Recess Controversy Plays On

Recess Controversy Plays On

Superintendent’s recommendations met with the skepticism from School Board, parents.

School Board members and parents clashed last week with Superintendent Robert Smith over his proposal to provide elementary school students with a minimum of 95 minutes of recess each week, calling for a greater amount of unstructured play time for young children.

FOR WEEKS now concerned parents have lobbied the Superintendent to mandate a minimum of 30 minutes for recess at all elementary schools, which currently set their own policies on how long students spend outside.

Arlington parents have argued that longer recess periods will boost academic achievement, help students develop crucial social skills and provide them with more exercise.

Smith contends that extending the daily recess time beyond 20 minutes is not feasible because it would push schools below the state-mandated threshold for teaching hours.

"The state says we have to provide 990 [instructional] hours per year," Smith said during the May 18 School Board meeting. "How much can you provide while still meeting the state requirements."

The only way to add minutes to recess, besides extending the school day, is to shorten the lunch period, which is usually 25 minutes, Smith said. "Unless they have some creative accounting of instructional time, I'm not sure what else they can do," he added.

Several School Board members criticized the proposal as inadequate, and said that longer breaks would increase student productivity and awareness. The School Board is altering the recess rules as part of an overhaul of its student health and wellness policy.

School Board Vice Chair Mary Hynes said schools should supply students with up to two hours of recess every week, sentiments echoed by board member Ed Fendley.

PARENTS ATTENDING the School Board meeting were adamant in their belief that 15 to 20 minutes of free time on the playground was not a long enough break for children under the age of 10.

The benefits of additional recess are numerous, Diane Schwartz and other parents argued: It helps prevent childhood obesity, makes them more focused when they return to the classroom and teaches them important lessons such as cooperation and conflict-resolution.

"Our schools need to take the lead in demonstrating to children and their families the value of active, free play and its link to learning readiness, lifelong wellness and social behavior," said Schwartz, an Ashlawn Elementary School parent.

Anne Bridgman told the board that the amount of time children actually spend playing outside is much less than the guidelines, because it takes "precious minutes" for young students to put away books, don coats and line up. Therefore, if the board wants children to have 20 minutes of unstructured free time, they need to set a higher cap, she added.

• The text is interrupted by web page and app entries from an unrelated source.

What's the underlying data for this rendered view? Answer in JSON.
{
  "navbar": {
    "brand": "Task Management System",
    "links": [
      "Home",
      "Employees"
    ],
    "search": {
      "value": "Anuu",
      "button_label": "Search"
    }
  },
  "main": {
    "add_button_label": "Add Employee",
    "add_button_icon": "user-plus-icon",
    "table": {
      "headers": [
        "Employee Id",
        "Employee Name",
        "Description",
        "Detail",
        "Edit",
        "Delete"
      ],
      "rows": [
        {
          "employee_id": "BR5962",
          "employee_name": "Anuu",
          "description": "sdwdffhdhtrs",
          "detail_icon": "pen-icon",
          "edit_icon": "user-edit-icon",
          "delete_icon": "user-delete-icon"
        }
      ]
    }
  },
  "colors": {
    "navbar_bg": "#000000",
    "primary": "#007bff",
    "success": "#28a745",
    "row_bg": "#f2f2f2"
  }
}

"When we look back on this episode of Arlington school system history, I don't think we will be proud if we nickel and dime our young children on recess," Bridgman said.

There is currently a large disparity between how much recess time Arlington kindergartens allow, a recent survey by the County Council of PTAs found. At the 16 schools who participated in the survey, Kindergartners received 15 to 20 minutes of recess at five schools, 25 to 30 minutes at four schools and between 35 minutes and an hour at seven schools.

John Charles, a parent of a first-grader at Ashlawn, said his son struggled with the transition to Kindergarten because of the lack of breaks.

Both Hynes and Fendley said they would like to see Kindergartners have between 120 and 150 minutes of recess each week to foster greater social and physical development.

"We have schools that are doing this right now in Arlington, and its my belief that we should provide that for all of our kids," Fendley said.